What you should do
Your answer should be every line of the records that contains the word "this", copied as it stands.

Material to process
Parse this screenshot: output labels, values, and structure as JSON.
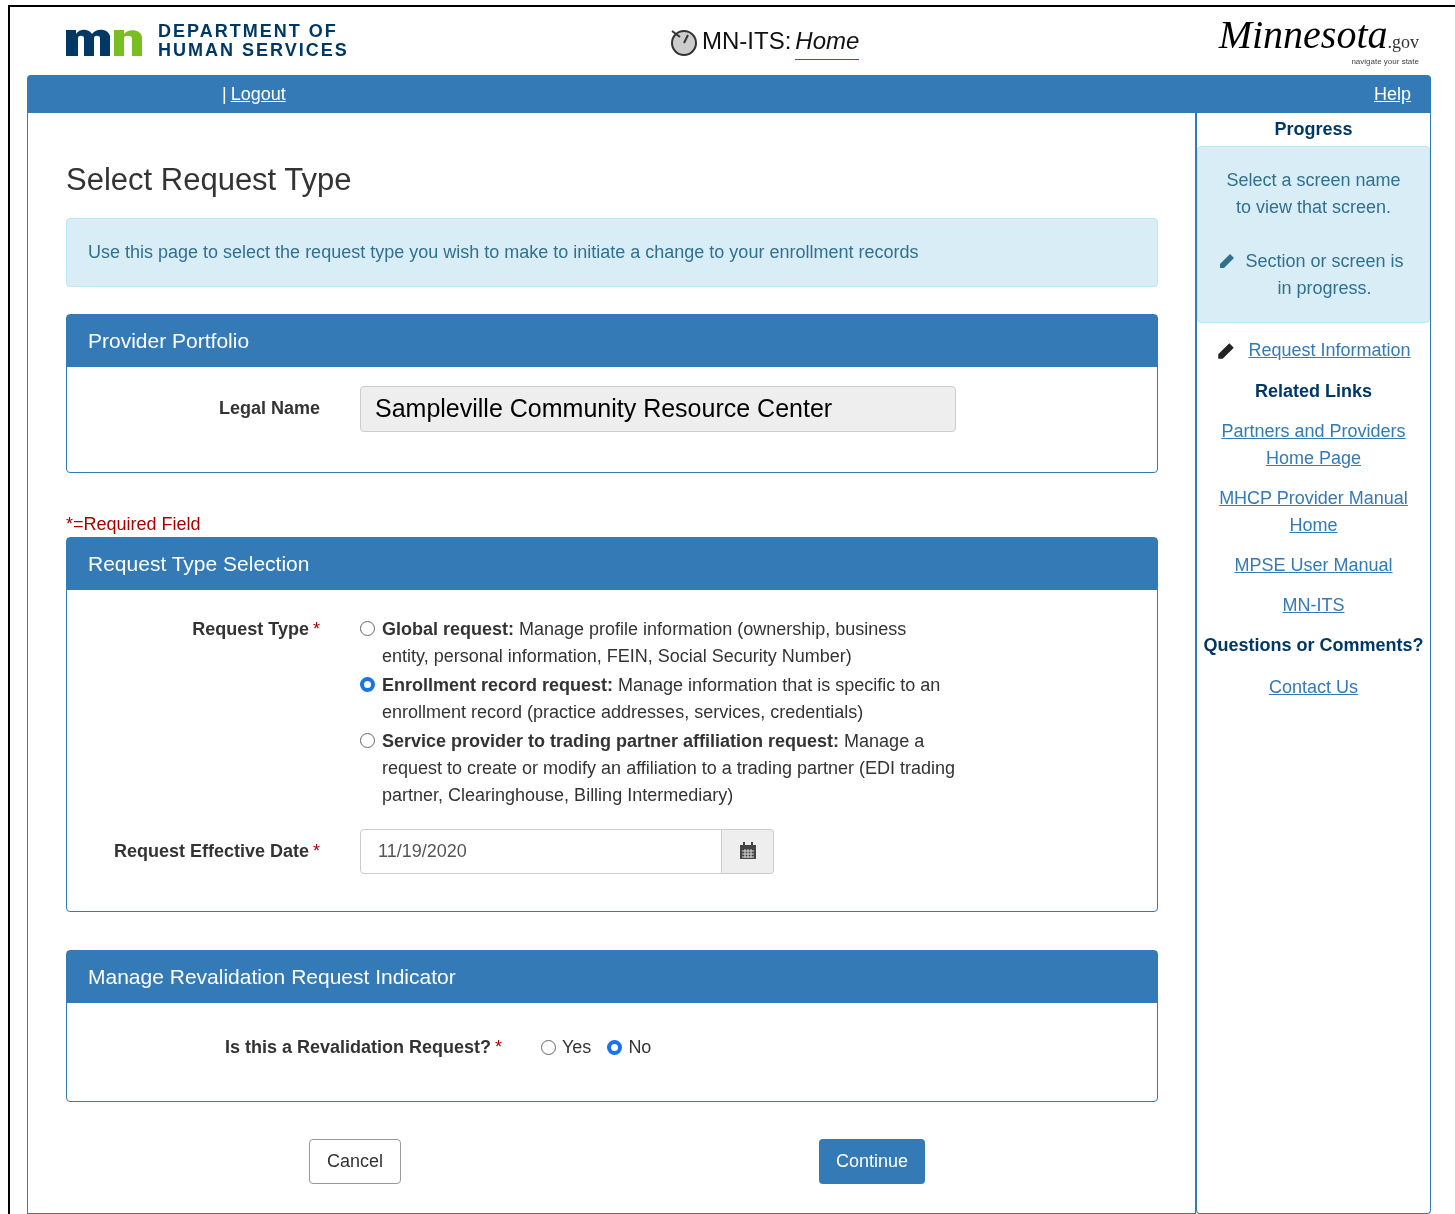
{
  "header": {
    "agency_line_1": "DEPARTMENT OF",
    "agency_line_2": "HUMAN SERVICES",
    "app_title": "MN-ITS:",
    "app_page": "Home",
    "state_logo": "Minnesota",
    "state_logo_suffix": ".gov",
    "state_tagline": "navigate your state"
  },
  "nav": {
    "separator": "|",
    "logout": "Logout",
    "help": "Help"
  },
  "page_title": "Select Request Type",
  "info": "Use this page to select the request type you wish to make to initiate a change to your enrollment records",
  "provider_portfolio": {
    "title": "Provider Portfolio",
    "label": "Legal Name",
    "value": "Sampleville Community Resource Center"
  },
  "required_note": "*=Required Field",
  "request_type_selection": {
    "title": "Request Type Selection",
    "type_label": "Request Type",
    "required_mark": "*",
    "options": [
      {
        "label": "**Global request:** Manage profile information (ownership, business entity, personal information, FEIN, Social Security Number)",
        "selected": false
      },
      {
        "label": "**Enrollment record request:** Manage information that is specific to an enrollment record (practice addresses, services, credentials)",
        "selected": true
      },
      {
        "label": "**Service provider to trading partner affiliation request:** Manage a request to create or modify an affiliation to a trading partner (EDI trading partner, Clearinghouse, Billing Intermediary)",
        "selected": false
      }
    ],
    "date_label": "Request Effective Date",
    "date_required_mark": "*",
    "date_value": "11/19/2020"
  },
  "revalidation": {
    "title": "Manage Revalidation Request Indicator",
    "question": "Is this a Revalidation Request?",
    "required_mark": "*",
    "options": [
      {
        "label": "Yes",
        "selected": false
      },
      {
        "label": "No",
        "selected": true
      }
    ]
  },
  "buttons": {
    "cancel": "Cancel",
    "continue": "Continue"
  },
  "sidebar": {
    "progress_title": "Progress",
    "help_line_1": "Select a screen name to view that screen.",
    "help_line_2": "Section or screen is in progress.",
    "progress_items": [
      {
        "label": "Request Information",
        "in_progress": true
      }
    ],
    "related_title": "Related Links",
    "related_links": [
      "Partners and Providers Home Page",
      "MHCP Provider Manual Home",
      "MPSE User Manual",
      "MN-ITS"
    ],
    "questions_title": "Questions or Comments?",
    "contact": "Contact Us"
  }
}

Reply
Parse this screenshot: output labels, values, and structure as JSON.
  "info": "Use this page to select the request type you wish to make to initiate a change to your enrollment records",
    "question": "Is this a Revalidation Request?",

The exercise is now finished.